REQUIREMENT →
The data must be given again in full, with no line altered.

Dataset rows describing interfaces
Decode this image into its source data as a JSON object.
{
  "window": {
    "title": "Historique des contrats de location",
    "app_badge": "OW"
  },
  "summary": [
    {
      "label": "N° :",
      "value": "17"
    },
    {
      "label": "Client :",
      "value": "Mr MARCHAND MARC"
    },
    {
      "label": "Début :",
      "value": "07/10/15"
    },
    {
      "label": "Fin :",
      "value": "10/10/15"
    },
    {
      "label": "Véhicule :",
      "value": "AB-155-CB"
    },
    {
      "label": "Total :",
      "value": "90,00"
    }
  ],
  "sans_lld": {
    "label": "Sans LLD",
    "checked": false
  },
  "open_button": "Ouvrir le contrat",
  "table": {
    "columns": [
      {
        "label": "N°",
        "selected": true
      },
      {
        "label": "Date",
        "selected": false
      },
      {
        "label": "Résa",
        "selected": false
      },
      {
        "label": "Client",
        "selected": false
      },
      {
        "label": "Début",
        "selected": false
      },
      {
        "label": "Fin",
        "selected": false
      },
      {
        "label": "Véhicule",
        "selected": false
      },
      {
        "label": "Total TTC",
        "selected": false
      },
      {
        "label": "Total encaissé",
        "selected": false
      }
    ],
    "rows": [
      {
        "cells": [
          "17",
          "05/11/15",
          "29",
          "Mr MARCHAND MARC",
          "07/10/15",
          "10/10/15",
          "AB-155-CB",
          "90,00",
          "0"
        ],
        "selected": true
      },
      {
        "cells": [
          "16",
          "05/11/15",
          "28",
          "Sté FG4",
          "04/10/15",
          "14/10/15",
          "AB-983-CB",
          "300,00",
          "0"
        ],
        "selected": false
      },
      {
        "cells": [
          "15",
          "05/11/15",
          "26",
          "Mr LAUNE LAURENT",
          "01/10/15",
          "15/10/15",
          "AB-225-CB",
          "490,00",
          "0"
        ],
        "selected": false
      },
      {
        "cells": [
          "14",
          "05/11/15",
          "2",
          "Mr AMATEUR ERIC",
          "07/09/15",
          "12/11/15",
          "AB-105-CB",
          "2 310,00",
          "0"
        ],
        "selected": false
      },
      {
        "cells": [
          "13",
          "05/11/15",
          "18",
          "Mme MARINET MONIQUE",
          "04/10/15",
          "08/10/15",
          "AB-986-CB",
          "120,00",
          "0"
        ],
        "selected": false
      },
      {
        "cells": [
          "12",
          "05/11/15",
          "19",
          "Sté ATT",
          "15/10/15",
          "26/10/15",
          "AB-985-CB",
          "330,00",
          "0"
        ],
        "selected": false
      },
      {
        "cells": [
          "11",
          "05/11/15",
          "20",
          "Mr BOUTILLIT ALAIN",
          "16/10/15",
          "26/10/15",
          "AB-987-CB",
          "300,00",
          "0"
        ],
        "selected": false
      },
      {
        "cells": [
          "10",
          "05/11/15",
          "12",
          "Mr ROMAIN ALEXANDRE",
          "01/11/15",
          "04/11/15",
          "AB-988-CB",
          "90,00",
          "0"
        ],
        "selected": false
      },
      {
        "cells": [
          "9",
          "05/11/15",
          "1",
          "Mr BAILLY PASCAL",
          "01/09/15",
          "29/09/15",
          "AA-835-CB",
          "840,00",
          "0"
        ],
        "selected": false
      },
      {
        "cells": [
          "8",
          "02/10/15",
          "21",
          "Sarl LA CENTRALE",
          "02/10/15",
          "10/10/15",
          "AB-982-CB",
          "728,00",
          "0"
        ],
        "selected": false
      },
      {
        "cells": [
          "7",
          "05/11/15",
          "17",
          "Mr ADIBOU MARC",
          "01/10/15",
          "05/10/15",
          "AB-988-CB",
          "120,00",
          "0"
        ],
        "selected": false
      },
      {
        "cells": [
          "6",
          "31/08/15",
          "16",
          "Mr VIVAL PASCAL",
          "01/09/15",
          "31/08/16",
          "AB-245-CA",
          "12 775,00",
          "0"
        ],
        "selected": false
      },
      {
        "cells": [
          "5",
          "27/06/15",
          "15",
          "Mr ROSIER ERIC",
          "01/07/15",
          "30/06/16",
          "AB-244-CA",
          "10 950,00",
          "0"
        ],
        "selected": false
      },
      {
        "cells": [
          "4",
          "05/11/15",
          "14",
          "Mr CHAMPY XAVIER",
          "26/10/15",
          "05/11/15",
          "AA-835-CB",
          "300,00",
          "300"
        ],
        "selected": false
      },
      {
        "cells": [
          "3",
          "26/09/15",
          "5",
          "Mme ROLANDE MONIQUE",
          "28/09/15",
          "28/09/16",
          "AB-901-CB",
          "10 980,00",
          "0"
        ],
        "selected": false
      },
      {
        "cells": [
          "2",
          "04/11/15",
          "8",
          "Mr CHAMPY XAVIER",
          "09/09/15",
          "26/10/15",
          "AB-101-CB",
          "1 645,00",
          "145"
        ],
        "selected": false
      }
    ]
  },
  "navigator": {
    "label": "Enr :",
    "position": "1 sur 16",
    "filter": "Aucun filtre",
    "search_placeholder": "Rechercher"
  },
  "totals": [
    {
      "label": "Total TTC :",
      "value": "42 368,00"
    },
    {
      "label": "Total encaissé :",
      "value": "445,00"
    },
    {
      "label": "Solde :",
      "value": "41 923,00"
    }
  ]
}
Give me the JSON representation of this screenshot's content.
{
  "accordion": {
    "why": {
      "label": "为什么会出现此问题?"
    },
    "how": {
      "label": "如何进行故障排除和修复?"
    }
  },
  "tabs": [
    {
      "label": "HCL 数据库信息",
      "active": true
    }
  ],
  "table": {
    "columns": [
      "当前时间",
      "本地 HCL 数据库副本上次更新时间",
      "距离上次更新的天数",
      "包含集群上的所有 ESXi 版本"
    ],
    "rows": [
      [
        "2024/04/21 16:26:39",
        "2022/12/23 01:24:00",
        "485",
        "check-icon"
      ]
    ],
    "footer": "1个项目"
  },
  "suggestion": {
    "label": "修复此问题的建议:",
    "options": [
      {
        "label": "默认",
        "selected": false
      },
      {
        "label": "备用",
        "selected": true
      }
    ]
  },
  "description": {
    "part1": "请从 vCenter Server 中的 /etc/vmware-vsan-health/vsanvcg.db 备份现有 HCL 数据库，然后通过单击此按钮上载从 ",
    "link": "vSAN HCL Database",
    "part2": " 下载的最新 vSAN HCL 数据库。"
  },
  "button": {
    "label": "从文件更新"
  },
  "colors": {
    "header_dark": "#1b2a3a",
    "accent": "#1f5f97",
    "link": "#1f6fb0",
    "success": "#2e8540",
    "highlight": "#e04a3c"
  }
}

SOLUTION TO THE EXERCISE →
Decode this image into its source data as a JSON object.
{
  "window": {
    "title": "Historique des contrats de location",
    "app_badge": "OW"
  },
  "summary": [
    {
      "label": "N° :",
      "value": "17"
    },
    {
      "label": "Client :",
      "value": "Mr MARCHAND MARC"
    },
    {
      "label": "Début :",
      "value": "07/10/15"
    },
    {
      "label": "Fin :",
      "value": "10/10/15"
    },
    {
      "label": "Véhicule :",
      "value": "AB-155-CB"
    },
    {
      "label": "Total :",
      "value": "90,00"
    }
  ],
  "sans_lld": {
    "label": "Sans LLD",
    "checked": false
  },
  "open_button": "Ouvrir le contrat",
  "table": {
    "columns": [
      {
        "label": "N°",
        "selected": true
      },
      {
        "label": "Date",
        "selected": false
      },
      {
        "label": "Résa",
        "selected": false
      },
      {
        "label": "Client",
        "selected": false
      },
      {
        "label": "Début",
        "selected": false
      },
      {
        "label": "Fin",
        "selected": false
      },
      {
        "label": "Véhicule",
        "selected": false
      },
      {
        "label": "Total TTC",
        "selected": false
      },
      {
        "label": "Total encaissé",
        "selected": false
      }
    ],
    "rows": [
      {
        "cells": [
          "17",
          "05/11/15",
          "29",
          "Mr MARCHAND MARC",
          "07/10/15",
          "10/10/15",
          "AB-155-CB",
          "90,00",
          "0"
        ],
        "selected": true
      },
      {
        "cells": [
          "16",
          "05/11/15",
          "28",
          "Sté FG4",
          "04/10/15",
          "14/10/15",
          "AB-983-CB",
          "300,00",
          "0"
        ],
        "selected": false
      },
      {
        "cells": [
          "15",
          "05/11/15",
          "26",
          "Mr LAUNE LAURENT",
          "01/10/15",
          "15/10/15",
          "AB-225-CB",
          "490,00",
          "0"
        ],
        "selected": false
      },
      {
        "cells": [
          "14",
          "05/11/15",
          "2",
          "Mr AMATEUR ERIC",
          "07/09/15",
          "12/11/15",
          "AB-105-CB",
          "2 310,00",
          "0"
        ],
        "selected": false
      },
      {
        "cells": [
          "13",
          "05/11/15",
          "18",
          "Mme MARINET MONIQUE",
          "04/10/15",
          "08/10/15",
          "AB-986-CB",
          "120,00",
          "0"
        ],
        "selected": false
      },
      {
        "cells": [
          "12",
          "05/11/15",
          "19",
          "Sté ATT",
          "15/10/15",
          "26/10/15",
          "AB-985-CB",
          "330,00",
          "0"
        ],
        "selected": false
      },
      {
        "cells": [
          "11",
          "05/11/15",
          "20",
          "Mr BOUTILLIT ALAIN",
          "16/10/15",
          "26/10/15",
          "AB-987-CB",
          "300,00",
          "0"
        ],
        "selected": false
      },
      {
        "cells": [
          "10",
          "05/11/15",
          "12",
          "Mr ROMAIN ALEXANDRE",
          "01/11/15",
          "04/11/15",
          "AB-988-CB",
          "90,00",
          "0"
        ],
        "selected": false
      },
      {
        "cells": [
          "9",
          "05/11/15",
          "1",
          "Mr BAILLY PASCAL",
          "01/09/15",
          "29/09/15",
          "AA-835-CB",
          "840,00",
          "0"
        ],
        "selected": false
      },
      {
        "cells": [
          "8",
          "02/10/15",
          "21",
          "Sarl LA CENTRALE",
          "02/10/15",
          "10/10/15",
          "AB-982-CB",
          "728,00",
          "0"
        ],
        "selected": false
      },
      {
        "cells": [
          "7",
          "05/11/15",
          "17",
          "Mr ADIBOU MARC",
          "01/10/15",
          "05/10/15",
          "AB-988-CB",
          "120,00",
          "0"
        ],
        "selected": false
      },
      {
        "cells": [
          "6",
          "31/08/15",
          "16",
          "Mr VIVAL PASCAL",
          "01/09/15",
          "31/08/16",
          "AB-245-CA",
          "12 775,00",
          "0"
        ],
        "selected": false
      },
      {
        "cells": [
          "5",
          "27/06/15",
          "15",
          "Mr ROSIER ERIC",
          "01/07/15",
          "30/06/16",
          "AB-244-CA",
          "10 950,00",
          "0"
        ],
        "selected": false
      },
      {
        "cells": [
          "4",
          "05/11/15",
          "14",
          "Mr CHAMPY XAVIER",
          "26/10/15",
          "05/11/15",
          "AA-835-CB",
          "300,00",
          "300"
        ],
        "selected": false
      },
      {
        "cells": [
          "3",
          "26/09/15",
          "5",
          "Mme ROLANDE MONIQUE",
          "28/09/15",
          "28/09/16",
          "AB-901-CB",
          "10 980,00",
          "0"
        ],
        "selected": false
      },
      {
        "cells": [
          "2",
          "04/11/15",
          "8",
          "Mr CHAMPY XAVIER",
          "09/09/15",
          "26/10/15",
          "AB-101-CB",
          "1 645,00",
          "145"
        ],
        "selected": false
      }
    ]
  },
  "navigator": {
    "label": "Enr :",
    "position": "1 sur 16",
    "filter": "Aucun filtre",
    "search_placeholder": "Rechercher"
  },
  "totals": [
    {
      "label": "Total TTC :",
      "value": "42 368,00"
    },
    {
      "label": "Total encaissé :",
      "value": "445,00"
    },
    {
      "label": "Solde :",
      "value": "41 923,00"
    }
  ]
}
Give me the JSON representation of this screenshot's content.
{
  "accordion": {
    "why": {
      "label": "为什么会出现此问题?"
    },
    "how": {
      "label": "如何进行故障排除和修复?"
    }
  },
  "tabs": [
    {
      "label": "HCL 数据库信息",
      "active": true
    }
  ],
  "table": {
    "columns": [
      "当前时间",
      "本地 HCL 数据库副本上次更新时间",
      "距离上次更新的天数",
      "包含集群上的所有 ESXi 版本"
    ],
    "rows": [
      [
        "2024/04/21 16:26:39",
        "2022/12/23 01:24:00",
        "485",
        "check-icon"
      ]
    ],
    "footer": "1个项目"
  },
  "suggestion": {
    "label": "修复此问题的建议:",
    "options": [
      {
        "label": "默认",
        "selected": false
      },
      {
        "label": "备用",
        "selected": true
      }
    ]
  },
  "description": {
    "part1": "请从 vCenter Server 中的 /etc/vmware-vsan-health/vsanvcg.db 备份现有 HCL 数据库，然后通过单击此按钮上载从 ",
    "link": "vSAN HCL Database",
    "part2": " 下载的最新 vSAN HCL 数据库。"
  },
  "button": {
    "label": "从文件更新"
  },
  "colors": {
    "header_dark": "#1b2a3a",
    "accent": "#1f5f97",
    "link": "#1f6fb0",
    "success": "#2e8540",
    "highlight": "#e04a3c"
  }
}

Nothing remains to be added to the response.